One issue is age. Most people who work cruise ships are one to five years out of college and have plenty of wild oats to sow. Maturity is not a big selling point.
Another problem can be boredomwhen youve already visited the ports and the restaurants, then what? This can be a good time to study roles, learn a language, and work on getting or keeping in shape (the crew has a gym, and as a principal singer, youre entitled to use the passengers fitness facilities). The only practice room will probably be your cabinthe places on board with a piano are usually busy all day.
Another downside: missing your life at home. Youll be out of the audition loop for the course of your tour. If you have a relationship, that can suffer, too. Your significant other might not be available when you need to talk, or sometimes the satellite setup wont work, making instant messaging, e-mail and open cell for your phone unavailable. Most cruise lines make discounted cruises available to the crew, so you might be able to bring a guest on board for less than half of what normal passengers pay. (Sometimes those fares are available only for a short time, so your guest would need to hop a flight to your homeport with only a few days notice, which isnt always possible.)
For those who can live the lifestyle, working cruises can be a great way to work. I met some singers who have been working cruises for more than 10 years, with a post office box as a permanent residence and their belongings in a storage locker. If the company that hires you finds you are willing to do another cruise, they may have another job waiting for you within a month of finishing the one youre doing. It wont lead to the Met, but its a great way of getting out of debtor, if youre burned out with the audition scene, trying something new.

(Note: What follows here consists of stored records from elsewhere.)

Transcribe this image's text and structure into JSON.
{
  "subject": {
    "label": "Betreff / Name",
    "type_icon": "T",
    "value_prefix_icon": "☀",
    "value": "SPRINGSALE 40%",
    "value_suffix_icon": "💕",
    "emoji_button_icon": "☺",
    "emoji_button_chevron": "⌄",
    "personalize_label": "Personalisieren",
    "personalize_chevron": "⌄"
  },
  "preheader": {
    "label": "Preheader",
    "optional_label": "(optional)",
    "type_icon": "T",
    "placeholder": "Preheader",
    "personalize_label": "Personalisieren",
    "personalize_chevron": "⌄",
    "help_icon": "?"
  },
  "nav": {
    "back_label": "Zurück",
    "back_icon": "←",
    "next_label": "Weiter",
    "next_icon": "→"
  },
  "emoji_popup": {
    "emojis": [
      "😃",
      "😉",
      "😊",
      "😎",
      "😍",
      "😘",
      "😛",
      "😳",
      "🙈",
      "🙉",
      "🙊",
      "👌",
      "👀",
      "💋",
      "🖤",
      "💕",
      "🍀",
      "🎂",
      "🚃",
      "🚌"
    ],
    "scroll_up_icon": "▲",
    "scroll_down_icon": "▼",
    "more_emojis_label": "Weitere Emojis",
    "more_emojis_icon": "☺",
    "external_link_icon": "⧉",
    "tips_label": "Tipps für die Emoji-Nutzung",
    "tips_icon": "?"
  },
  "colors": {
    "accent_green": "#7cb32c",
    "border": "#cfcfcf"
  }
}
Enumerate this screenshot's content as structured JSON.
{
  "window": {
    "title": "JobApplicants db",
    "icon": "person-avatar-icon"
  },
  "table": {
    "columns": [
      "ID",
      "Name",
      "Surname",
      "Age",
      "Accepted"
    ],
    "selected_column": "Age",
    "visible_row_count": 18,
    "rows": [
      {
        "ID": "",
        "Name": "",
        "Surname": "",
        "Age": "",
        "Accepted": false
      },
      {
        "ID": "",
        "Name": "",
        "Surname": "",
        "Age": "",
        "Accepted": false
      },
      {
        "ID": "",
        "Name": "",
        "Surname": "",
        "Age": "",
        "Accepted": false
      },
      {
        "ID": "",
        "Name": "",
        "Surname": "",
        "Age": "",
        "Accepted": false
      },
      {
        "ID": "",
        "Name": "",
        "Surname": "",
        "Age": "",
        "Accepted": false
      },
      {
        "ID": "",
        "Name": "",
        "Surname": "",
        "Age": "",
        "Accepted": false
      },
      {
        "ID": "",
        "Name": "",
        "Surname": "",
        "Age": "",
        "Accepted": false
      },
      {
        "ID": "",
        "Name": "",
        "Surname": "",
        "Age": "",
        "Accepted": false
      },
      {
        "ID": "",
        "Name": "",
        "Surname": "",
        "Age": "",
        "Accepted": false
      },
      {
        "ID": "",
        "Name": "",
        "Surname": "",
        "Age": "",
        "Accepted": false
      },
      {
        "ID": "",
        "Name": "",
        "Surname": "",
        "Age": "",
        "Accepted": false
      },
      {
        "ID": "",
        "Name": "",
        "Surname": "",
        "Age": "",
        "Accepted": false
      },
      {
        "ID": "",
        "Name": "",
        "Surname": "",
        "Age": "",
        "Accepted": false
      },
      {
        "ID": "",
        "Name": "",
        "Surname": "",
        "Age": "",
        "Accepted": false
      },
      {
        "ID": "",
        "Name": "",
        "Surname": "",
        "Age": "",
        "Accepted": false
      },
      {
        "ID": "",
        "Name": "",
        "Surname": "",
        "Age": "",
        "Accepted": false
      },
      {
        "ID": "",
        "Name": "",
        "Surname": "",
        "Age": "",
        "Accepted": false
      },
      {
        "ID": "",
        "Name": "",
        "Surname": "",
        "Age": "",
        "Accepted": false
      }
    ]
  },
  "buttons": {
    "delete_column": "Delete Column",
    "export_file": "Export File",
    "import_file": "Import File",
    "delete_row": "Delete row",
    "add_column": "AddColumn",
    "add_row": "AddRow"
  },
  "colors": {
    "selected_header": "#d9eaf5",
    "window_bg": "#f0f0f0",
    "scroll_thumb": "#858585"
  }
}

Jean Ann Ryan Productions
308 SE 14th Street
Fort Lauderdale, FL 33316
One of the premier production entertainment companies in the cruise business, JAR works with Norwegian, NCL America (you must be a U.S. citizen to work with NCL America), SilverSea, and other cruise lines. JAR holds auditions around the country; you can send materials with a videotape directly to the company.
Casting Department: P.O. Box 45348
Los Angeles, CA 90045
(310) 957-5757, ext. 412 (hotline number)
Stiletto handles entertainment for Holland America cruises. Its website has forms and tracks available for download. The company recommends you have the tracks down cold for auditions, which it holds around the country. You can send video demos to Stiletto.
Contact the following cruise lines directly and ask for the Entertainment Department:
Royal Caribbean Cruise Lines:
Carnival Cruise Lines:
Celebrity Cruise Lines:
go to About and look at Careers
Cunard/Seabourn Cruise Lines:
Princess/P&O Cruise Lines:
Also check out this site for more information on cruise line entertainment:
Critics have described baritone Steven Jepson as a cavalier talent, a top-notch musician, and a diamond mine. He has extensive credits in the Americas, Europe and Japan, showcasing his talents in opera, musical theatre, and symphonic and pops works. Along with singing, he teaches privately in the Chicago area. Upcoming engagements and more information on Mr. Jepson can be found on his website, www.sbjsings.com.